“As part of our waste and recycling services, we additionally undertake education and awareness-raising activities in the community to highlight the impact that flytipping and littering has, and endeavour to encourage people to dispose of their waste properly and responsibly.
“We also encourage the public to report instances of flytipping either to the Council or to the national Dumb Dumpers hotline.
“These reports will be investigated.
“Where flytipping occurs on council land, we will take steps to clear the rubbish.
“Where private land is involved, this is a matter for the landowner to address.”
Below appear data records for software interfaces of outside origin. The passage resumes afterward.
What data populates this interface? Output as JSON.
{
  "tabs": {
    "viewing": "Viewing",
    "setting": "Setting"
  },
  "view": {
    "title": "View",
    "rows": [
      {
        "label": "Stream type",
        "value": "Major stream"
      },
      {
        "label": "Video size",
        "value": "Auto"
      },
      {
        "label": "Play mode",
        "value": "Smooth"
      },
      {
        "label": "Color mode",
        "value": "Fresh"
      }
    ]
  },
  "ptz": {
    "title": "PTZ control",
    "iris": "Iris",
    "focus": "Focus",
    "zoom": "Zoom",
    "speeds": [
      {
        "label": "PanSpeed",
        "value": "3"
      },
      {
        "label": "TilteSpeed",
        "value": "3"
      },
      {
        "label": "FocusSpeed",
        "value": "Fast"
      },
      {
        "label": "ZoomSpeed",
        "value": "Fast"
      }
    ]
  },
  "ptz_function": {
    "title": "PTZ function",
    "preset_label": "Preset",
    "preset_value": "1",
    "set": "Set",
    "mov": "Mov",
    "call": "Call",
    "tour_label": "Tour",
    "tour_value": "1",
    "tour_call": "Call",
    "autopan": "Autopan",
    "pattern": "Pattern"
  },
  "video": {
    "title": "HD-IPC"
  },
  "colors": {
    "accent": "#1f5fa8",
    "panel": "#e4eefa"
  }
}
John Alexander convener of Dundee City Council’s neighbourhood services committee said: “Flytipping is completely unacceptable under any circumstances and I would condemn this type of selfish and inconsiderate behaviour in the strongest possible terms.
“There is no excuse for people to illegally and irresponsibly dump their rubbish in this way because we have two major recycling sites accessible at each end of the city.
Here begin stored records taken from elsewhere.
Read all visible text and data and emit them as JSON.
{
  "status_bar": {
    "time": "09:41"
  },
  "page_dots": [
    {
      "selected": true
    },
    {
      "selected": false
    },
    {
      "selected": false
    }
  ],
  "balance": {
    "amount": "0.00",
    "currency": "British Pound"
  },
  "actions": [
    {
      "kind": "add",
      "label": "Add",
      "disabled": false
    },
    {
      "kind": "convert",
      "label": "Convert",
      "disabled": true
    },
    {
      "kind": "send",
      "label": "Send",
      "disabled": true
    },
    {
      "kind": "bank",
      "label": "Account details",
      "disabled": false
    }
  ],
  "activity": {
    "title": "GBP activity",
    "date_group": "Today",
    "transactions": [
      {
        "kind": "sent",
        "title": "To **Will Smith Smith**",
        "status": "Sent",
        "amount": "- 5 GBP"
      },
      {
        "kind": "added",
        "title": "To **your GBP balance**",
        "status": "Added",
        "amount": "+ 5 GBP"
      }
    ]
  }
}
“The council also provides householders with a Special Collection Service that allows them to have larger items uplifted.”
He said the council actively pursues those that are identified as being responsible for flytipping and “encourages people to continue to support those efforts by reporting fly tipping and passing on as much detail as possible to the council to allow culprits to be identified, traced and subject to legal penalties”.
Dawn Jamieson from Fife Council said: “There is no excuse for dumping in the countryside or anywhere else in Fife.
“Illegal dumping is a growing problem that has costs in excess of £75m a year to local authorities in Scotland. We investigate reports of illegal dumping and prosecute offenders whenever possible. Fixed penalty notices of £200 may be issued, however major offenders may be referred directly to the Procurator Fiscal and they may incur fines of up to £40,000.
“It is the responsibility of land owners to remove flytipped waste from their land, but we do carry out investigations on their behalf to help them to deal with this problem and prevent a recurrence.”